::: Material for the task

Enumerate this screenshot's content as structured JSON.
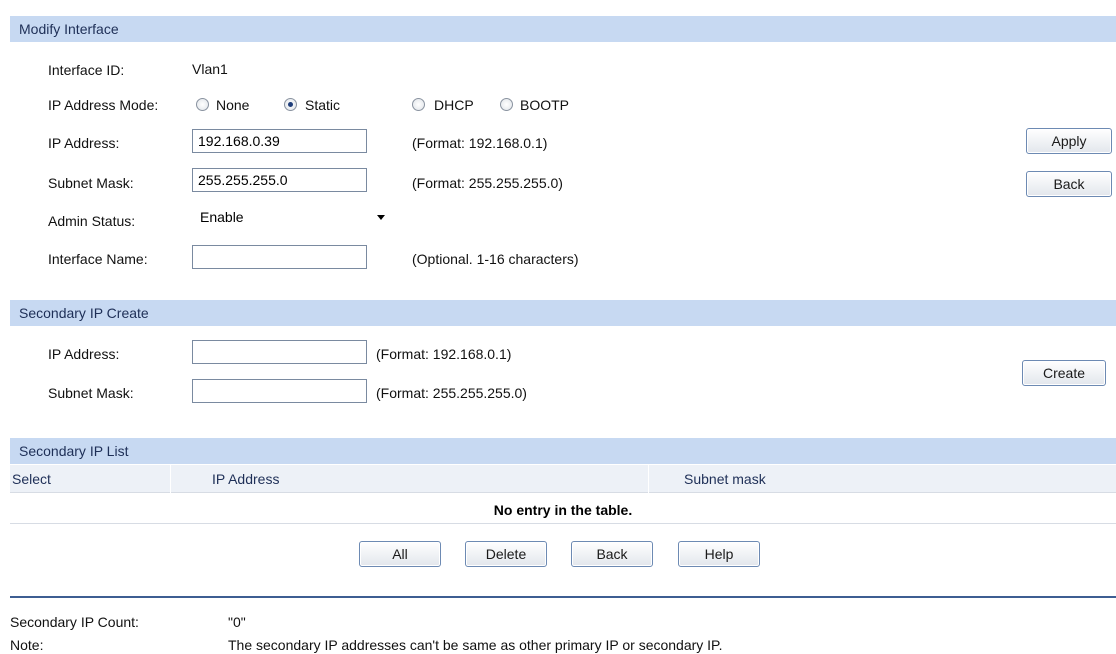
{
  "modify_interface": {
    "header": "Modify Interface",
    "interface_id_label": "Interface ID:",
    "interface_id_value": "Vlan1",
    "ip_mode_label": "IP Address Mode:",
    "ip_mode_options": [
      "None",
      "Static",
      "DHCP",
      "BOOTP"
    ],
    "ip_mode_selected": "Static",
    "ip_address_label": "IP Address:",
    "ip_address_value": "192.168.0.39",
    "ip_address_hint": "(Format: 192.168.0.1)",
    "subnet_label": "Subnet Mask:",
    "subnet_value": "255.255.255.0",
    "subnet_hint": "(Format: 255.255.255.0)",
    "admin_status_label": "Admin Status:",
    "admin_status_value": "Enable",
    "interface_name_label": "Interface Name:",
    "interface_name_value": "",
    "interface_name_hint": "(Optional. 1-16 characters)",
    "apply_label": "Apply",
    "back_label": "Back"
  },
  "secondary_create": {
    "header": "Secondary IP Create",
    "ip_address_label": "IP Address:",
    "ip_address_value": "",
    "ip_address_hint": "(Format: 192.168.0.1)",
    "subnet_label": "Subnet Mask:",
    "subnet_value": "",
    "subnet_hint": "(Format: 255.255.255.0)",
    "create_label": "Create"
  },
  "secondary_list": {
    "header": "Secondary IP List",
    "columns": [
      "Select",
      "IP Address",
      "Subnet mask"
    ],
    "empty_message": "No entry in the table.",
    "buttons": [
      "All",
      "Delete",
      "Back",
      "Help"
    ]
  },
  "footer": {
    "count_label": "Secondary IP Count:",
    "count_value": "\"0\"",
    "note_label": "Note:",
    "note_value": "The secondary IP addresses can't be same as other primary IP or secondary IP."
  },
  "colors": {
    "section_header_bg": "#c7d9f2",
    "table_header_bg": "#edf1f7",
    "divider": "#3d5e92"
  }
}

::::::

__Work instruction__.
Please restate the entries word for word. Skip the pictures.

__Exercise response__.
Enumerate this screenshot's content as structured JSON.
{
  "modify_interface": {
    "header": "Modify Interface",
    "interface_id_label": "Interface ID:",
    "interface_id_value": "Vlan1",
    "ip_mode_label": "IP Address Mode:",
    "ip_mode_options": [
      "None",
      "Static",
      "DHCP",
      "BOOTP"
    ],
    "ip_mode_selected": "Static",
    "ip_address_label": "IP Address:",
    "ip_address_value": "192.168.0.39",
    "ip_address_hint": "(Format: 192.168.0.1)",
    "subnet_label": "Subnet Mask:",
    "subnet_value": "255.255.255.0",
    "subnet_hint": "(Format: 255.255.255.0)",
    "admin_status_label": "Admin Status:",
    "admin_status_value": "Enable",
    "interface_name_label": "Interface Name:",
    "interface_name_value": "",
    "interface_name_hint": "(Optional. 1-16 characters)",
    "apply_label": "Apply",
    "back_label": "Back"
  },
  "secondary_create": {
    "header": "Secondary IP Create",
    "ip_address_label": "IP Address:",
    "ip_address_value": "",
    "ip_address_hint": "(Format: 192.168.0.1)",
    "subnet_label": "Subnet Mask:",
    "subnet_value": "",
    "subnet_hint": "(Format: 255.255.255.0)",
    "create_label": "Create"
  },
  "secondary_list": {
    "header": "Secondary IP List",
    "columns": [
      "Select",
      "IP Address",
      "Subnet mask"
    ],
    "empty_message": "No entry in the table.",
    "buttons": [
      "All",
      "Delete",
      "Back",
      "Help"
    ]
  },
  "footer": {
    "count_label": "Secondary IP Count:",
    "count_value": "\"0\"",
    "note_label": "Note:",
    "note_value": "The secondary IP addresses can't be same as other primary IP or secondary IP."
  },
  "colors": {
    "section_header_bg": "#c7d9f2",
    "table_header_bg": "#edf1f7",
    "divider": "#3d5e92"
  }
}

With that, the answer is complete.